I also know that a few of you have mentioned that you or your husbands have been hunting lately and I want you to know that I actually think hunting is the next-best-thing to being a vegetarian! What do I mean by that? Well, most people buy their meat in a grocery store and are really, really distanced from how their food goes from being a living creature to a yummy meal. Not so with hunters! You guys see your meat up close and personal. Not only do you pull the trigger (or pluck the bow or whatever), but you also haul the carcass and often dress it too.
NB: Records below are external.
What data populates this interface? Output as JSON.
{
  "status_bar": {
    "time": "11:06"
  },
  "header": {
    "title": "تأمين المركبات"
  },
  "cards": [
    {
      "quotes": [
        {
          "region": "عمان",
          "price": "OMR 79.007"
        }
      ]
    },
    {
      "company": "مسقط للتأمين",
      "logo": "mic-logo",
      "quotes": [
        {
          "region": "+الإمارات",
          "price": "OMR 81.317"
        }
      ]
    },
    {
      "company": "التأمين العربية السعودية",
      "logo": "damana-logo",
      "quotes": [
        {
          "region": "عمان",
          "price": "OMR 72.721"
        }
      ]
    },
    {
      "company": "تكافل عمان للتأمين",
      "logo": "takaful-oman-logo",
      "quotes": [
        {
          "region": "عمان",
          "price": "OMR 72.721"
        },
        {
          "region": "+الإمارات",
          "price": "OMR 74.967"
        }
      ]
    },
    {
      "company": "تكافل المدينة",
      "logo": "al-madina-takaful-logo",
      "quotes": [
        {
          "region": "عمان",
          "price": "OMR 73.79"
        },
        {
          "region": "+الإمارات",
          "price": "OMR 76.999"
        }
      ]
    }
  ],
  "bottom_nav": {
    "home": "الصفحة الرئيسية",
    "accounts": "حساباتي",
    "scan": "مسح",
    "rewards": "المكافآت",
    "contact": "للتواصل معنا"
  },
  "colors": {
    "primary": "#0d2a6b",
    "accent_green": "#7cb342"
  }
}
I grew up a meat eater. My grandparents had a farm and all the kids helped with butchering. I have plucked chicken feathers from dead chickens (don't squeeze it or it will poop on you!) and cut beef from the bone to be turned into hamburger. I also watched my beloved Boppie step on the chickens' heads ("Mama? Why does Boppie step on the chicken's faces?") to butcher them and walked by the dog house to notice a hog's head in his dog dish. I remember droplets of blood dripped on the patio as the women carried the dead, headless chickens from the barn yard to do the plucking. While these things made an impression on me, they aren't the reasons I became a vegetarian.
When I was 18 I went to work for the local animal shelter. I was looking for a clerical job and this was one of several that I applied for. Right after I started working, I was called for an interview by Tyson Chicken. Imagine how different things might have been if I'd taken the job there! But I digress. I took the animal shelter job and entered a world I didn't know existed. A world where animals are abandoned, lost, abused and discarded. It affected me profoundly. There are shelters in nearly every city and county across this country and around the world. Thousands, millions of companion animals pass through them each year. The people working there do their best to care for the animals, unite them with their families, find new homes for them and give them a "kind" death when nothing else is possible. It is heartbreaking.
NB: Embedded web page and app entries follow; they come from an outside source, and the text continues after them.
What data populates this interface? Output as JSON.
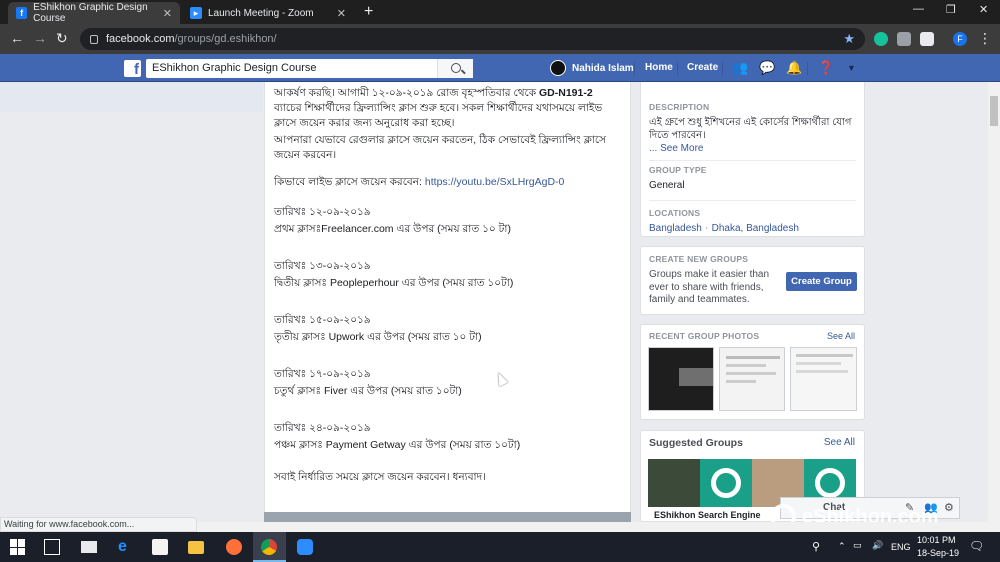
{
  "browser": {
    "tabs": [
      {
        "title": "EShikhon Graphic Design Course",
        "active": true
      },
      {
        "title": "Launch Meeting - Zoom",
        "active": false
      }
    ],
    "url_domain": "facebook.com",
    "url_path": "/groups/gd.eshikhon/",
    "status_text": "Waiting for www.facebook.com...",
    "profile_initial": "F"
  },
  "fb": {
    "search_value": "EShikhon Graphic Design Course",
    "user_name": "Nahida Islam",
    "nav_home": "Home",
    "nav_create": "Create"
  },
  "post": {
    "line1": "আকর্ষণ করছি। আগামী ১২-০৯-২০১৯ রোজ বৃহস্পতিবার  থেকে ",
    "line1_bold": "GD-N191-2",
    "line2": "ব্যাচের শিক্ষার্থীদের ফ্রিল্যান্সিং ক্লাস শুরু হবে। সকল শিক্ষার্থীদের যথাসময়ে লাইভ ক্লাসে জয়েন করার জন্য অনুরোধ করা হচ্ছে।",
    "line3": "আপনারা যেভাবে রেগুলার ক্লাসে জয়েন করতেন, ঠিক সেভাবেই ফ্রিল্যান্সিং  ক্লাসে জয়েন করবেন।",
    "howto_label": "কিভাবে লাইভ ক্লাসে জয়েন করবেন: ",
    "howto_link": "https://youtu.be/SxLHrgAgD-0",
    "schedule": [
      {
        "date": "তারিখঃ ১২-০৯-২০১৯",
        "class": "প্রথম ক্লাসঃFreelancer.com এর উপর (সময় রাত ১০ টা)"
      },
      {
        "date": "তারিখঃ ১৩-০৯-২০১৯",
        "class": "দ্বিতীয় ক্লাসঃ Peopleperhour  এর উপর (সময় রাত ১০টা)"
      },
      {
        "date": "তারিখঃ ১৫-০৯-২০১৯",
        "class": "তৃতীয় ক্লাসঃ Upwork এর উপর (সময় রাত ১০ টা)"
      },
      {
        "date": "তারিখঃ ১৭-০৯-২০১৯",
        "class": "চতুর্থ ক্লাসঃ Fiver এর উপর (সময় রাত ১০টা)"
      },
      {
        "date": "তারিখঃ ২৪-০৯-২০১৯",
        "class": "পঞ্চম ক্লাসঃ Payment Getway এর উপর (সময় রাত ১০টা)"
      }
    ],
    "closing": "সবাই নির্ধারিত সময়ে ক্লাসে জয়েন করবেন। ধন্যবাদ।"
  },
  "about": {
    "description_label": "DESCRIPTION",
    "description_text": "এই গ্রুপে শুধু ইশিখনের এই কোর্সের শিক্ষার্থীরা যোগ দিতে পারবেন।",
    "see_more": "... See More",
    "group_type_label": "GROUP TYPE",
    "group_type": "General",
    "locations_label": "LOCATIONS",
    "location_1": "Bangladesh",
    "location_sep": " · ",
    "location_2": "Dhaka, Bangladesh"
  },
  "create_groups": {
    "label": "CREATE NEW GROUPS",
    "text": "Groups make it easier than ever to share with friends, family and teammates.",
    "button": "Create Group"
  },
  "recent_photos": {
    "label": "RECENT GROUP PHOTOS",
    "see_all": "See All"
  },
  "suggested": {
    "title": "Suggested Groups",
    "see_all": "See All",
    "group_name": "EShikhon Search Engine"
  },
  "chat": {
    "label": "Chat"
  },
  "watermark": {
    "text": "eShikhon.com"
  },
  "taskbar": {
    "lang": "ENG",
    "time": "10:01 PM",
    "date": "18-Sep-19"
  }
}
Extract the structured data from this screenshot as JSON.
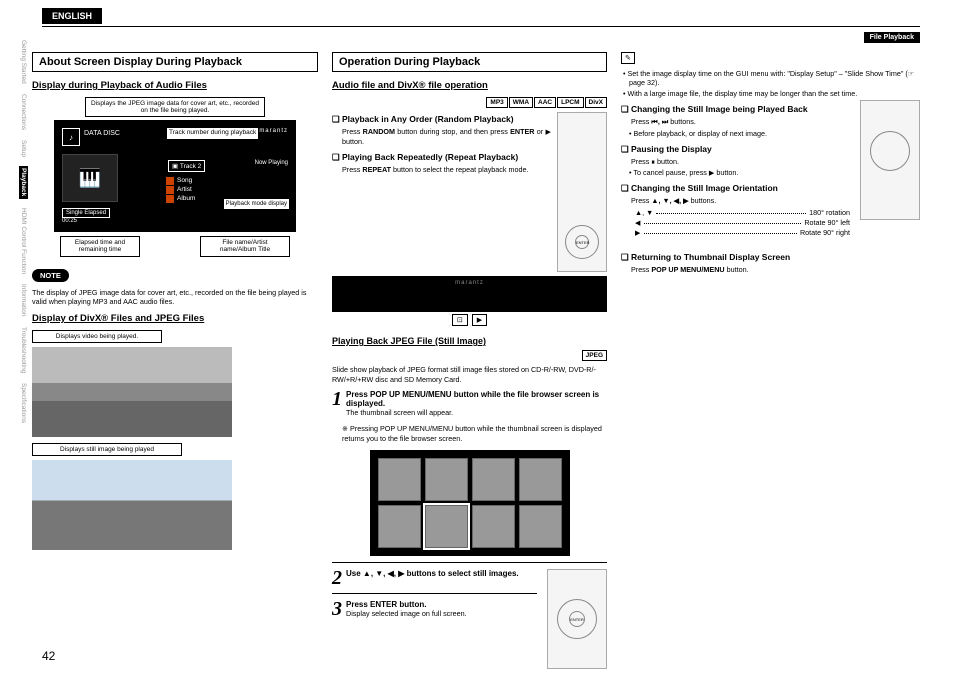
{
  "lang": "ENGLISH",
  "fileplayback": "File Playback",
  "pagenum": "42",
  "sidebar": {
    "items": [
      "Getting Started",
      "Connections",
      "Setup",
      "Playback",
      "HDMI Control Function",
      "Information",
      "Troubleshooting",
      "Specifications"
    ]
  },
  "col1": {
    "title": "About Screen Display During Playback",
    "sub1": "Display during Playback of Audio Files",
    "callout_top": "Displays the JPEG image data for cover art, etc., recorded on the file being played.",
    "display": {
      "disc": "DATA DISC",
      "tracknum": "Track number during playback",
      "track": "Track 2",
      "now": "Now Playing",
      "song": "Song",
      "artist": "Artist",
      "album": "Album",
      "se_label": "Single Elapsed",
      "se_time": "00:25",
      "pbmode": "Playback mode display",
      "brand": "marantz"
    },
    "under": {
      "a": "Elapsed time and remaining time",
      "b": "File name/Artist name/Album Title"
    },
    "note": "NOTE",
    "notetxt": "The display of JPEG image data for cover art, etc., recorded on the file being played is valid when playing MP3 and AAC audio files.",
    "sub2": "Display of DivX® Files and JPEG Files",
    "v_call": "Displays video being played.",
    "s_call": "Displays still image being played"
  },
  "col2": {
    "title": "Operation During Playback",
    "sub1": "Audio file and DivX® file operation",
    "fmts": [
      "MP3",
      "WMA",
      "AAC",
      "LPCM",
      "DivX"
    ],
    "q1": "Playback in Any Order (Random Playback)",
    "q1t": "Press RANDOM button during stop, and then press ENTER or ▶ button.",
    "q2": "Playing Back Repeatedly (Repeat Playback)",
    "q2t": "Press REPEAT button to select the repeat playback mode.",
    "brand": "marantz",
    "sub2": "Playing Back JPEG File (Still Image)",
    "fmt2": "JPEG",
    "slidetxt": "Slide show playback of JPEG format still image files stored on CD-R/-RW, DVD-R/-RW/+R/+RW disc and SD Memory Card.",
    "s1": "Press POP UP MENU/MENU button while the file browser screen is displayed.",
    "s1b": "The thumbnail screen will appear.",
    "s1c": "※ Pressing POP UP MENU/MENU button while the thumbnail screen is displayed returns you to the file browser screen.",
    "s2": "Use ▲, ▼, ◀, ▶ buttons to select still images.",
    "s3": "Press ENTER button.",
    "s3b": "Display selected image on full screen.",
    "enter": "ENTER"
  },
  "col3": {
    "pencil": "✎",
    "bul1": "Set the image display time on the GUI menu with: \"Display Setup\" – \"Slide Show Time\" (☞page 32).",
    "bul2": "With a large image file, the display time may be longer than the set time.",
    "q1": "Changing the Still Image being Played Back",
    "q1a": "Press ⏮, ⏭ buttons.",
    "q1b": "Before playback, or display of next image.",
    "q2": "Pausing the Display",
    "q2a": "Press ⏸ button.",
    "q2b": "To cancel pause, press ▶ button.",
    "q3": "Changing the Still Image Orientation",
    "q3a": "Press ▲, ▼, ◀, ▶ buttons.",
    "r1a": "▲, ▼",
    "r1b": "180° rotation",
    "r2a": "◀",
    "r2b": "Rotate 90° left",
    "r3a": "▶",
    "r3b": "Rotate 90° right",
    "q4": "Returning to Thumbnail Display Screen",
    "q4a": "Press POP UP MENU/MENU button."
  }
}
Of course there are animal shelters that do not euthanize animals. These are good organizations and people are a lot more comfortable supporting them, but what these places really do is further shift the burden onto traditional shelters. These so called "no-kill" shelters are very particular about the animals they accept. They take the small dogs, the puppies, the purebreds and they turn away the rest. I visited one such shelter in New York state that had a screening staff that took phone calls for people wishing to surrender their pets. On that day, they were turning away black and white cats. They had too many already, you see, and just as you can't have a showroom full of yellow cars, you cannot have a cattery full of black and white cats.
The real problem is that pets are considered disposable in our society. People are busy. They get pets without thinking about what they'll do when they have to move and without committing to the training and exercise needs of their dogs and cats. They select breeds that are not well-suited for their family. They have unrealistic expectations about owning and caring for a pet. And too often they fail to have their pets spayed or neutered. Animal shelters quietly and without fuss "dispose" of the unwanted, excess so the rest of us don't have to deal with them. And people blindly continue insisting that they can breed their pet if they want because they don't know and they don't understand.
|My staff - Betty, Wilma & Lucy. They produce eggs in exchange for chicken feed.|